The ankle joint is comprised of the tibia, fibula and talus as well as the supporting ligaments, muscles and neurovascular bundles. It carries the weight of the body and can undergo a myriad of pathology, most commonly traumatic injuries of the medial and lateral malleoli.
The tibia extends inferiorly to articulate with the talus on its medial aspect which has an inferior projection at its medial aspect, the medial malleolus.
The fibula has a similar inferior projection laterally, the lateral malleolus. The tibia has a partially curved surface to articulate with the talar dome which is wide anteriorly and narrows posteriorly.
The talus lies superior to the calcaneus and articulates with the navicular anteriorly.
The ligaments of the ankle form a medial and lateral group each comprising of three main ligaments.
The deltoid ligament is medial and is made of two parts. The deep part is the tibiotalar part composed of the deep posterior tibiotalar and anterior tibiotalar ligaments. The superficial triangular (delta) part is a continuous band projecting from the apex of the medial malleolus to the medial tubercle of the talus, the sustentaculum tali of the calcaneus and the tuberosity of the navicular that fuses with the superomedial portion of the spring ligament.
The lateral ligaments include the anterior and posterior talofibular ligament and the calcaneofibular ligament. These ligaments fuse with the joint capsule to enclose the joint so any fracture involving the joint will invoke an ankle effusion. The interosseous tibiofibular ligament between the fibula and tibia is another important structure maintaining ankle stability. In the subtalar region the spring ligament (calcaneonavicular) maintains the integrity of the region.

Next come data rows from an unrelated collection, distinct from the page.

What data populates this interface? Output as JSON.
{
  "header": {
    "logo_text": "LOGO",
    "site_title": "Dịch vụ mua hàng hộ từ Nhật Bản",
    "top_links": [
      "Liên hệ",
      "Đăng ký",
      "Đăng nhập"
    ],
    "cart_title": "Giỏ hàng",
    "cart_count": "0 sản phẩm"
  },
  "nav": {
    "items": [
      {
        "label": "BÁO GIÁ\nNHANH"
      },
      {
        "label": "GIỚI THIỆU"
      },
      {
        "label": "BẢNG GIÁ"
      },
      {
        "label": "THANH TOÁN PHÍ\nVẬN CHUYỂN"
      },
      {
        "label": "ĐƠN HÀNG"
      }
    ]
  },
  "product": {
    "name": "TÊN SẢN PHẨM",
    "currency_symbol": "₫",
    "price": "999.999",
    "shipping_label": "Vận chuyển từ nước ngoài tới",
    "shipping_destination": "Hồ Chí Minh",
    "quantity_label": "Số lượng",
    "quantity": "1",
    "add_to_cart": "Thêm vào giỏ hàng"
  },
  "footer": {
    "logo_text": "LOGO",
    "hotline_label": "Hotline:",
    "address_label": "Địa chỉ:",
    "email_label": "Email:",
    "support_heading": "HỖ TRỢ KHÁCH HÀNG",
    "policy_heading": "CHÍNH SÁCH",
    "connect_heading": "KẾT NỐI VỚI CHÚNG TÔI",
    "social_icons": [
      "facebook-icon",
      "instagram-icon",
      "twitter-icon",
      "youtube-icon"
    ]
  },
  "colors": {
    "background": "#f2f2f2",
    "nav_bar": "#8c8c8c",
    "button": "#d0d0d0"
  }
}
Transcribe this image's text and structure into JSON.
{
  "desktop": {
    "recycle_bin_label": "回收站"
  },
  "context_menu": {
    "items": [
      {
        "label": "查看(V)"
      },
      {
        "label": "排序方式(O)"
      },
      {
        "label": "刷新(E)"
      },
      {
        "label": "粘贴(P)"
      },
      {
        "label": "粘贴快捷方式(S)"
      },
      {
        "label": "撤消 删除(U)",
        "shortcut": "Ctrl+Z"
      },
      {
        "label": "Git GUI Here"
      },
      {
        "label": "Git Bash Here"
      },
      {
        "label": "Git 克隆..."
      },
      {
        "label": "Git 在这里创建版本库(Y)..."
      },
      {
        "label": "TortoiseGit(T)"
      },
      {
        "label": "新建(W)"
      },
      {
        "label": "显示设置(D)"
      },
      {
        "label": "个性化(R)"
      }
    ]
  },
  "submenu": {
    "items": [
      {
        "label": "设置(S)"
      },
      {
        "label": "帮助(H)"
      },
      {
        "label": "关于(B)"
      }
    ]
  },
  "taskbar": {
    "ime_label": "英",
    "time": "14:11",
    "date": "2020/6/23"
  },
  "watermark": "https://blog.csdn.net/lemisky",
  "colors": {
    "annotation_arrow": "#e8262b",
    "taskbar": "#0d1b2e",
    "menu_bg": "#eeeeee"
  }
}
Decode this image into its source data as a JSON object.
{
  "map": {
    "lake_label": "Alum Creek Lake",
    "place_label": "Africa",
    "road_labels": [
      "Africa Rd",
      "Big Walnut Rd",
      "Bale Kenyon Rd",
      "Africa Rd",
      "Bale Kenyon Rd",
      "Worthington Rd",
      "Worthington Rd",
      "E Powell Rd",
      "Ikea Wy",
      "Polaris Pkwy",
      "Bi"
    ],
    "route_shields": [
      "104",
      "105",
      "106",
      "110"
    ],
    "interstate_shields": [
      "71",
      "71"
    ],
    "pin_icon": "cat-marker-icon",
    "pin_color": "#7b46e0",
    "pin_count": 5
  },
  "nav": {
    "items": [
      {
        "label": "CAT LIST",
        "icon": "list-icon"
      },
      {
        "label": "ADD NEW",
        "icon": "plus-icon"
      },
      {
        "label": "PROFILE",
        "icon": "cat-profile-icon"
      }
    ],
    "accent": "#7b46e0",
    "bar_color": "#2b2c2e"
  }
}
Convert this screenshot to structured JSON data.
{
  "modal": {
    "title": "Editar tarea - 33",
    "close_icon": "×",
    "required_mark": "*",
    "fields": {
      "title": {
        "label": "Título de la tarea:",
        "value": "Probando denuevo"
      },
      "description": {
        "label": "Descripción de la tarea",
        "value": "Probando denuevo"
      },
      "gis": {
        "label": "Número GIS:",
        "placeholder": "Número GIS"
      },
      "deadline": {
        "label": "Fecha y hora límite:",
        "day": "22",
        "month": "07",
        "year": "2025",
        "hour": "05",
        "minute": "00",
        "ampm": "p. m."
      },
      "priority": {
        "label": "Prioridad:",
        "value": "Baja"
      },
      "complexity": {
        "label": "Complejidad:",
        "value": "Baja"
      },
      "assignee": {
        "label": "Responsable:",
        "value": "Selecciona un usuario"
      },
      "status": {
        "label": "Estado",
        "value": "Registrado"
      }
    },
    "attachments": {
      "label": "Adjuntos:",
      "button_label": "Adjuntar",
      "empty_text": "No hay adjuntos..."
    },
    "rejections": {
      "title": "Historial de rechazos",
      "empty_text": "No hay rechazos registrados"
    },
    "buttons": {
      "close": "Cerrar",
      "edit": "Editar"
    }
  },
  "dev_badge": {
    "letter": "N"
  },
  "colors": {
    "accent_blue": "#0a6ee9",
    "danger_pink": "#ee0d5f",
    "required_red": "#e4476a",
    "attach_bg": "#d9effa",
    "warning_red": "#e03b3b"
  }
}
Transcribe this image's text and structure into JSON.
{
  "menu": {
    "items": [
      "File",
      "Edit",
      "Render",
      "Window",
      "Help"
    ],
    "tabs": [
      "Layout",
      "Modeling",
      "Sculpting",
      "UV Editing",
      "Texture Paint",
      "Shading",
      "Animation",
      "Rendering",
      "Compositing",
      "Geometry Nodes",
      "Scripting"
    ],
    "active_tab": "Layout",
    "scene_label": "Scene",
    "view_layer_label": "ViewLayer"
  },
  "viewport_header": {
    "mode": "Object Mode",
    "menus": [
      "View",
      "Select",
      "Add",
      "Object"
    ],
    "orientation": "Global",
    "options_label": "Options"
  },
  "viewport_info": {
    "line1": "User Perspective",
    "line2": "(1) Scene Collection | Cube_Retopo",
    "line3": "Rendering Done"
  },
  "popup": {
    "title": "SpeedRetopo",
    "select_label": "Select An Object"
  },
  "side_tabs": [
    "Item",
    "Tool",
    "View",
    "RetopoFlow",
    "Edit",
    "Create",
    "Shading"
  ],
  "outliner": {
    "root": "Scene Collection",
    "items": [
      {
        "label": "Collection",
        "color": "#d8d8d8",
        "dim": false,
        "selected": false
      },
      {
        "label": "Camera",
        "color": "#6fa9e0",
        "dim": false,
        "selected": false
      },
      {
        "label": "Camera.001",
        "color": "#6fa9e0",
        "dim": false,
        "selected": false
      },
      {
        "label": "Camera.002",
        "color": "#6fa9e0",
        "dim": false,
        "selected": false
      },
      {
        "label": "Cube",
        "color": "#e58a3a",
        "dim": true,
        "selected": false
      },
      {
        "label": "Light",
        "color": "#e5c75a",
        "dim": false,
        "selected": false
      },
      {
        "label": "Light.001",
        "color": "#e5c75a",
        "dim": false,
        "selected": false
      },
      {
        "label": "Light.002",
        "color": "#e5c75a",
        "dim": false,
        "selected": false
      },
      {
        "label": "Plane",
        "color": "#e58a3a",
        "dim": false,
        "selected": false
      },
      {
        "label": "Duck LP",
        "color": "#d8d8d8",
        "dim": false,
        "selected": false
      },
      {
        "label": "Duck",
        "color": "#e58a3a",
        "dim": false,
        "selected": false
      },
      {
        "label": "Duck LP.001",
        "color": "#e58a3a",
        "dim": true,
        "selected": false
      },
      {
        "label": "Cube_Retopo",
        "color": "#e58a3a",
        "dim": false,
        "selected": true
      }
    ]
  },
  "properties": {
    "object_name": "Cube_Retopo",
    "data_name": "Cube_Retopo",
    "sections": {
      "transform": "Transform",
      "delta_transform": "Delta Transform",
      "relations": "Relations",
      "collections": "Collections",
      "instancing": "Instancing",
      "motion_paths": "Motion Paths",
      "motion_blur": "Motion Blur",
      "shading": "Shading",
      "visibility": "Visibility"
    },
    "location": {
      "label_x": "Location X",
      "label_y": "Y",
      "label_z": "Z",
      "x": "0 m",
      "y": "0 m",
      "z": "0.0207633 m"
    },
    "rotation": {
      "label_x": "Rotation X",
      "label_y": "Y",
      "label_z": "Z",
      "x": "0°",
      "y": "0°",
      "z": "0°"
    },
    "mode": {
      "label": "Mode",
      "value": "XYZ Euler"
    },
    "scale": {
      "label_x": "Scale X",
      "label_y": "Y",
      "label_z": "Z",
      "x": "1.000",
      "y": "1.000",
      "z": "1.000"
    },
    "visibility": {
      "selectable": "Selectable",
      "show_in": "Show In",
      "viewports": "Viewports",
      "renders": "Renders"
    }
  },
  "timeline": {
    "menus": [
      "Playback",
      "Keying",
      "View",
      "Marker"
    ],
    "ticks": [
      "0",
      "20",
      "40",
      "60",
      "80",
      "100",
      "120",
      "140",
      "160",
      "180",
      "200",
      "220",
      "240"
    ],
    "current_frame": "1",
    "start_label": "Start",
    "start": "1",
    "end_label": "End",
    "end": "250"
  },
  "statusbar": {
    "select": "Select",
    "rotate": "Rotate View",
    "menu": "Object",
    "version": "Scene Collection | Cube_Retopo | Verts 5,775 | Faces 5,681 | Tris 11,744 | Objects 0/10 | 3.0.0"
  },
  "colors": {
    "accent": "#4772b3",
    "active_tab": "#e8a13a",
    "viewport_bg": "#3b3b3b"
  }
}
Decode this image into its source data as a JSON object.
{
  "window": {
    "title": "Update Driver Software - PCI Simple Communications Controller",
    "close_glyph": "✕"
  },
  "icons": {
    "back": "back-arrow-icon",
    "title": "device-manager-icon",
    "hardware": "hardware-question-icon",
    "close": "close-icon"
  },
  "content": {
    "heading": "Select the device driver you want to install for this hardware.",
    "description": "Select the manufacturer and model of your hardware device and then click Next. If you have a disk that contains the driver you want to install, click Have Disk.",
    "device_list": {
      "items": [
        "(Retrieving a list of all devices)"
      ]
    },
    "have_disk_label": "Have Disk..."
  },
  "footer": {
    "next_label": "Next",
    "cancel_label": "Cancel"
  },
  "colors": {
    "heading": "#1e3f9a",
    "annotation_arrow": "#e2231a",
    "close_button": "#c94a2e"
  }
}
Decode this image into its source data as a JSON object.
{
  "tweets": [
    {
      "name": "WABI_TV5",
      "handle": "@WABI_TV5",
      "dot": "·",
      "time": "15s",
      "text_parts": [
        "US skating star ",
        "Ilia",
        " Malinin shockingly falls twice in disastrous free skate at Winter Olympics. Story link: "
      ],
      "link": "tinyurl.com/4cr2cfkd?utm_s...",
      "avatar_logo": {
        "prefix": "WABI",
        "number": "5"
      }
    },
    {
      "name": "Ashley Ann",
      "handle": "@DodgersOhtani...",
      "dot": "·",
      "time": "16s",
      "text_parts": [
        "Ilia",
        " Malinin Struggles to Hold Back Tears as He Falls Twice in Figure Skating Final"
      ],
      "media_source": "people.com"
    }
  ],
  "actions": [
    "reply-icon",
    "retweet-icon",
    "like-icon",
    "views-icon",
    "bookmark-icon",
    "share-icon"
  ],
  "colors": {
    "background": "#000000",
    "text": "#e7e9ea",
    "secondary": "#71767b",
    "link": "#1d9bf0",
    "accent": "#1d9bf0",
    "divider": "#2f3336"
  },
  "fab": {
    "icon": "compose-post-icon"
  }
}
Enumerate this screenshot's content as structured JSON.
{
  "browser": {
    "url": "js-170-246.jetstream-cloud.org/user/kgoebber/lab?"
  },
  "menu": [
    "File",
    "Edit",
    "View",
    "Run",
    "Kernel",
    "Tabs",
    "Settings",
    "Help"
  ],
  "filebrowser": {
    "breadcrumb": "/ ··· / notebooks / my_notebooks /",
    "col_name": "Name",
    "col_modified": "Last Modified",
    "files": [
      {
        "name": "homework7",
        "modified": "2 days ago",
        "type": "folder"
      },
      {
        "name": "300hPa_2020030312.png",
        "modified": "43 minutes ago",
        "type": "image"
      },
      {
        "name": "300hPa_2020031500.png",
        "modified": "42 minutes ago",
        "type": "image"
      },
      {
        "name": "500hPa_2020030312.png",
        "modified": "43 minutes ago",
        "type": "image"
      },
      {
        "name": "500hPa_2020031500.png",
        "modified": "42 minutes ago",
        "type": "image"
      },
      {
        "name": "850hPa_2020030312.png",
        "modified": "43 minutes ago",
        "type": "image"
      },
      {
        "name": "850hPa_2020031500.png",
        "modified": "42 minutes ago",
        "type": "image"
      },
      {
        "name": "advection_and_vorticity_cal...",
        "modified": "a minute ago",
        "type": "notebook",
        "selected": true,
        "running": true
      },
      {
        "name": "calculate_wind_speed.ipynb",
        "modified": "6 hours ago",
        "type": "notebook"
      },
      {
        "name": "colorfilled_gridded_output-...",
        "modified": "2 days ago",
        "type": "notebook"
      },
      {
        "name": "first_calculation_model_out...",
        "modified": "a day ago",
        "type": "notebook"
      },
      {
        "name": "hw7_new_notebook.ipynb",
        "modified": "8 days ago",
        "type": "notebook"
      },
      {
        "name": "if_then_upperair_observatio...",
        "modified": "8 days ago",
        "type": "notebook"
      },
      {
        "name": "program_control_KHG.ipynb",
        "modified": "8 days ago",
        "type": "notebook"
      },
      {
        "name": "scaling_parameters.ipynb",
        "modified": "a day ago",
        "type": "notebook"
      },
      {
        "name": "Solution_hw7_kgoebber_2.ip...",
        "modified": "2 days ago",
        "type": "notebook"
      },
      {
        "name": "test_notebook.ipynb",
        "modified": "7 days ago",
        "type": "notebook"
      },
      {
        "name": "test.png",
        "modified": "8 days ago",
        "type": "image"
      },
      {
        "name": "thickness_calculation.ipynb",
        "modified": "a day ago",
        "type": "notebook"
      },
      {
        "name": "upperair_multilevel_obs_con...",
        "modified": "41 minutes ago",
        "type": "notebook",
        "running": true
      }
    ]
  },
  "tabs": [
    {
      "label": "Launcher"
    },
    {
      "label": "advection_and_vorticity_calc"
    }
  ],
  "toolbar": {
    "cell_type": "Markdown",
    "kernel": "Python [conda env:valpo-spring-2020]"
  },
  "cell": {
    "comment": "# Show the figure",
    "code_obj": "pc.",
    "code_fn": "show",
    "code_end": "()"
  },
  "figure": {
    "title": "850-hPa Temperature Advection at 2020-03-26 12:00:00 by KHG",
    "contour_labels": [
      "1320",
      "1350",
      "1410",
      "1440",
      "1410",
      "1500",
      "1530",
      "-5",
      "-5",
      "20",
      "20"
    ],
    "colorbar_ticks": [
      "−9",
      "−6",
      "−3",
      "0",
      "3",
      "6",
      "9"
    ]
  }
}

There is an anterolateral, posteromedial and lateral compartment of the ankle typically superficial to the joint.
The posteromedial compartment, in order of anterior to posterior has the tendons of tibialis posterior and flexor digitorum longus, the posterior tibial artery, the tibial nerve and flexor hallucis longus tendon.
The peroneal compartment consists of peroneus longus, peroneus brevis, the sural nerve, and the terminal branch of peroneal artery. The anteromedial superficial area is the long saphenous vein and saphenous nerve. Superficial to the peroneal compartment is the sural nerve and small saphenous vein.
Multiple articular branches are derived from several nerves (Hilton's law):
- anatomical variants
- ankle impingement syndromes